Many years ago, in Los Angeles, I and other concerned parents and Native people, confronted the Los Angeles Unified School District (LAUSD), about the demeaning and racist use of Native images as mascots in schools. We fortunately prevailed in convincing the school board that they, the teachers and the schools, should be in the business of enlightening the youth, not teaching them to discriminate or make fun of another race through the use of imagery such as a demeaning mascot, and they saw the common sense of our appeal. They unanimously agreed, and racially-based mascots were longer allowed within the LAUSD. Some outstanding learning institutions have served as examples of doing the right thing; Stanford University in California and other colleges have also realized their mistakes and wisely changed their mascot image. The NCAA has admirably taken a zero-tolerance stance against member schools who retain Native and discriminatory mascots by not allowing them to compete, and hence the grinding and prolonged effort by UND to phase out their Fighting Sioux mascot.
There are still many schools and colleges that cling to these racist, demeaning, and cartoonish images that they refer to as "honoring" mascots. As a federal and state taxpayer, I am appalled that my tax money is going to fund schools that retain these racist image mascots. Special mention and kudos are in order for the state of Oregon, which has recently outlawed the existence of Native mascots in their schools, and I would encourage other states to follow their lead.
Some of these mascots have existed for quite a long time at some of these schools, but tradition is still no excuse for their continued use. Do the right thing and get rid of them. America has always been a work in progress. At one time women were not allowed to vote, but that was changed because it was not right. African Americans were used as slaves, and that was changed because it was not right, so why continue to allow continued use of Native themed mascots? They hurt Native children and contribute to their low self-esteem and cause other sociological problems for an undeserving people. There is no logical human reason for their existence under any circumstance in today's diverse mainstream society. In denying any race of people the freedom from degrading imagery — in schools, of all places — is to accept that America is only for a chosen few. And that is not the America I know.
We as a society are better than that. We have too much on our proverbial plate to continue to demean and degrade a proud race of people. If we collectively profess that our children are special, then why burden them with mixed messages? How can we teach them in school about respecting others, while depriving a group of their self-esteem with cartoonish images of their ancestry?

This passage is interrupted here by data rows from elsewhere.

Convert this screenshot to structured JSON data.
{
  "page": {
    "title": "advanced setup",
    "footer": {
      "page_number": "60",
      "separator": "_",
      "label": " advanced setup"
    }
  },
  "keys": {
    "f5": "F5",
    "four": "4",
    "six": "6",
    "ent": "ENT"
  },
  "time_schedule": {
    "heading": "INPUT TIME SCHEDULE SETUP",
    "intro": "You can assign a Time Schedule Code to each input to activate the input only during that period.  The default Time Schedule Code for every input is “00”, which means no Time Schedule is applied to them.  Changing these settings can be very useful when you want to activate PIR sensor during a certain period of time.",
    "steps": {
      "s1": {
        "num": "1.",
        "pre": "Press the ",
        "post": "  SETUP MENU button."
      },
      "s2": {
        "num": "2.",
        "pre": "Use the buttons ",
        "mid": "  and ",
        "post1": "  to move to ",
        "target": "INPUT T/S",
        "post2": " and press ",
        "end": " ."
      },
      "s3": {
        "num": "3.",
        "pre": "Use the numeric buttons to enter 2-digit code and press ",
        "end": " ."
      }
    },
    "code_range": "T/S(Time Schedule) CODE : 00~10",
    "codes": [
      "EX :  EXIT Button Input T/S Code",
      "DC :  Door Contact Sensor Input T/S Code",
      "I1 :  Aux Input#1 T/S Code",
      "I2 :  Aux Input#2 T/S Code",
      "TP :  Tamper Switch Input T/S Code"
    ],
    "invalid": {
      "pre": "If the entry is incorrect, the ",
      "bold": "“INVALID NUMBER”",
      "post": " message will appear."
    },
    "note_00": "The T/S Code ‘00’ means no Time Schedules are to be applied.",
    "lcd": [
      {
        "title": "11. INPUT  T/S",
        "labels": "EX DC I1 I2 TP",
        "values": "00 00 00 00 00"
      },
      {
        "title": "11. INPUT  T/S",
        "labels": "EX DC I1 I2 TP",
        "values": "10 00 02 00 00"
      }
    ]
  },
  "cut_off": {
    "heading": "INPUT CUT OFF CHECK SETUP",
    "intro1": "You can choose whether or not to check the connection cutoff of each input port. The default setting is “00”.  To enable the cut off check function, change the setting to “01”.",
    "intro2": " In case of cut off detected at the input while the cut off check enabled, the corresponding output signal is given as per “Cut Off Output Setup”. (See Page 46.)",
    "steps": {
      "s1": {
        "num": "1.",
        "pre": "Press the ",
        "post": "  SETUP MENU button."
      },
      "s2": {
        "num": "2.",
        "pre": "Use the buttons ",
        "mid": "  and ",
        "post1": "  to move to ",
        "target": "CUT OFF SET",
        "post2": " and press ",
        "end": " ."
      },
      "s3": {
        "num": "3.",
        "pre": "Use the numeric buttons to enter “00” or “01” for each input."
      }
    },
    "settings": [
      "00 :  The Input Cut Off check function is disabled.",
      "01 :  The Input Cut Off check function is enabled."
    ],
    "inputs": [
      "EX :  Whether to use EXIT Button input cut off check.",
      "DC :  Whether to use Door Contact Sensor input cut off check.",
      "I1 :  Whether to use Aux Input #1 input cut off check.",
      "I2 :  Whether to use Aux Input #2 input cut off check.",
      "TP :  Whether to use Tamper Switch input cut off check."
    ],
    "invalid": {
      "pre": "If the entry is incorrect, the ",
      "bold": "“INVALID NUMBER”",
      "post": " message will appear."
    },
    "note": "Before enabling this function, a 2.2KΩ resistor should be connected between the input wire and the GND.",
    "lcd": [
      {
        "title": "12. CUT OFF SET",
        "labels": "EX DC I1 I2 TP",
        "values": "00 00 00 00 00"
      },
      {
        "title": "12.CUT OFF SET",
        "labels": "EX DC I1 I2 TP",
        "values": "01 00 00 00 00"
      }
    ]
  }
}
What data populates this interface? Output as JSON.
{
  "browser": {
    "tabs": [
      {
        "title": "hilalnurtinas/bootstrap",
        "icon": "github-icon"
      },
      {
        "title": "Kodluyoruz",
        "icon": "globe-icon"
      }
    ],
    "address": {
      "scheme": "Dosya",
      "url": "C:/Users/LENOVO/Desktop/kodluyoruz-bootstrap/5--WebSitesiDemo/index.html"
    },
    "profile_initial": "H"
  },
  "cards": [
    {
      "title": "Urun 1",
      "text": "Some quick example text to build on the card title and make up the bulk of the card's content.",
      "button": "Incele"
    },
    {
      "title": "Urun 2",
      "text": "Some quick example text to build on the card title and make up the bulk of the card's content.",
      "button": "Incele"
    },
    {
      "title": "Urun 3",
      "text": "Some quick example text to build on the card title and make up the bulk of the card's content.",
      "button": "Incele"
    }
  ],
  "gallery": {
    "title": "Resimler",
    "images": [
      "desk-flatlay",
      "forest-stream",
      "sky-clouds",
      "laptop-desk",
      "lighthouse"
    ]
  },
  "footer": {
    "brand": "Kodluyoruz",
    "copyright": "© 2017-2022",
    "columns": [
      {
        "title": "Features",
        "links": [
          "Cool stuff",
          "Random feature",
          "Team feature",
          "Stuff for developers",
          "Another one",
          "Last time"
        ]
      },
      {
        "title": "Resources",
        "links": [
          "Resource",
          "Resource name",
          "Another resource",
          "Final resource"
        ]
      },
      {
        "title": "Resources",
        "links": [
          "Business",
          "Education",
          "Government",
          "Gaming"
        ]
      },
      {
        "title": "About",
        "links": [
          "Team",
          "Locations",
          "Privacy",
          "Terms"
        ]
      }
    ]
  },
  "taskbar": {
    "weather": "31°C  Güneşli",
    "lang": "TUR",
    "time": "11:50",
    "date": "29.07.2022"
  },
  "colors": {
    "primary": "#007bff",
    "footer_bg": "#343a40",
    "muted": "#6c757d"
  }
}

Today, as America prepares to celebrate its birthday, and a nation of people take pride in being an American, do not allow its brilliance to be tarnished by accepting the status quo. Be willing to learn from the past, accept the diversity that exists, and press for the respect of all those who call themselves Americans — especially the first Americans.
I personally want to thank all those colleagues of mine who over the years have had to endure countless acts of racism by those who would have you believe that this subject does not deserve discussion, let alone change. It is, undeniably, a matter of respect.
Pilamaya pelo. Thank you — and have a great FOURTH OF JULY!